For those of you who have been wondering whatever happened to Jackson Montgomery's (Walt Wiley) adopted son, Reggie Porter (Michael B. Jordan) the answer is he has landed in Dillon, Texas on the fourth season of Friday Night Lights. Reggie disappeared off the AMC landscape in June 2006 when he supposedly went off to a basketball camp and was never seen or heard of again. In reality, ABC terminated Jordan's contract.
The unfortunate thing for Reggie was that the writers of AMC never found a story that quite fit this talented, young actor. Reggie was likeable but an appropriate plot line never developed. A large part of the problem was that Reggie, an African American teenager, was taken in by the well intentioned, but white, Jackson Montgomery, and the matter of the racial issues that Reggie might have met living in a culture different from his own, was never dealt with. Although AMC was well intentioned and has developed interesting and effective stories for many cultures, they just didn't seem to know where to take Reggie.

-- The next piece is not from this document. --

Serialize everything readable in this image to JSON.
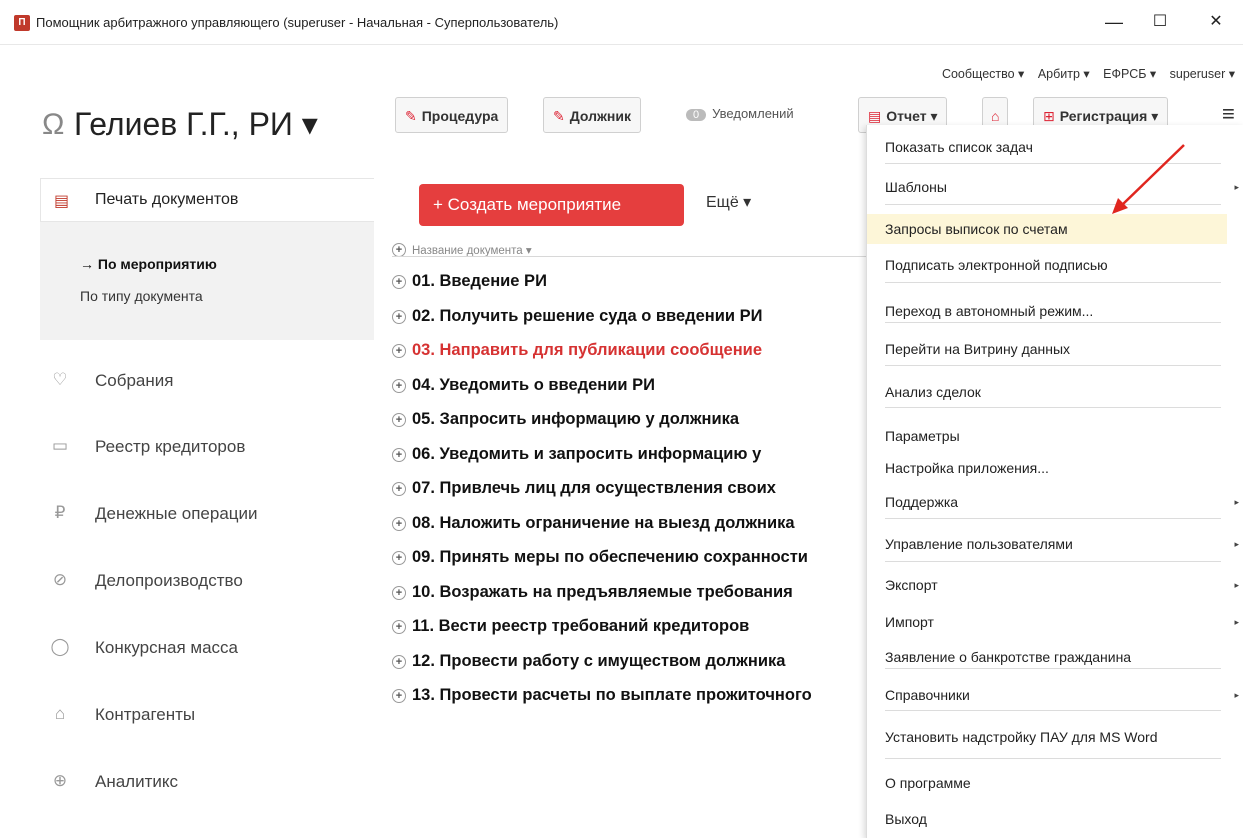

Tomorrow night, Friday May 7, the fourth season of Friday Night Lights airs on NBC. The show has already seen on Direct TV, which shared the expenses of producing the show with NBC this year to keep it alive this season. As the daughter of a small town football coach, I have had a deep attachment to Friday Night Lights from its first episode. It offers great stories, credible acting, and the flavor of local color that is too often lost in television drama today.
Michael B. Jordan plays Vince Howard, who in his opening scene is being chased by the Dillon police. Instead of taking Vince to jail for some petty offense, they take him to see Coach Andy Taylor (Kyle Chandler), and ask Coach Taylor to help Vince make something of his life. Vince has had some brief encounters with the law, but the police know Taylor and hope that he can turn around the life of this talented athlete. (It has been established in the chase scene that Vince can probably run the 100 meter dash in 10 flat). Eyeball to eyeball, Taylor and Howard agree that Vince will report to practice at 5:45 the next day.
Jordan, who is now 23 years old, is a little too physically well-developed to play a 17 year old, but he gives a powerful performance in the opening episode and promises to be a fascinating character to watch as Friday Night Lights unfolds this season. Howard, who has appeared on the HBO drama series The Wire, has an opportunity to establish himself as an up and coming actor who may end up eventually in much bigger roles.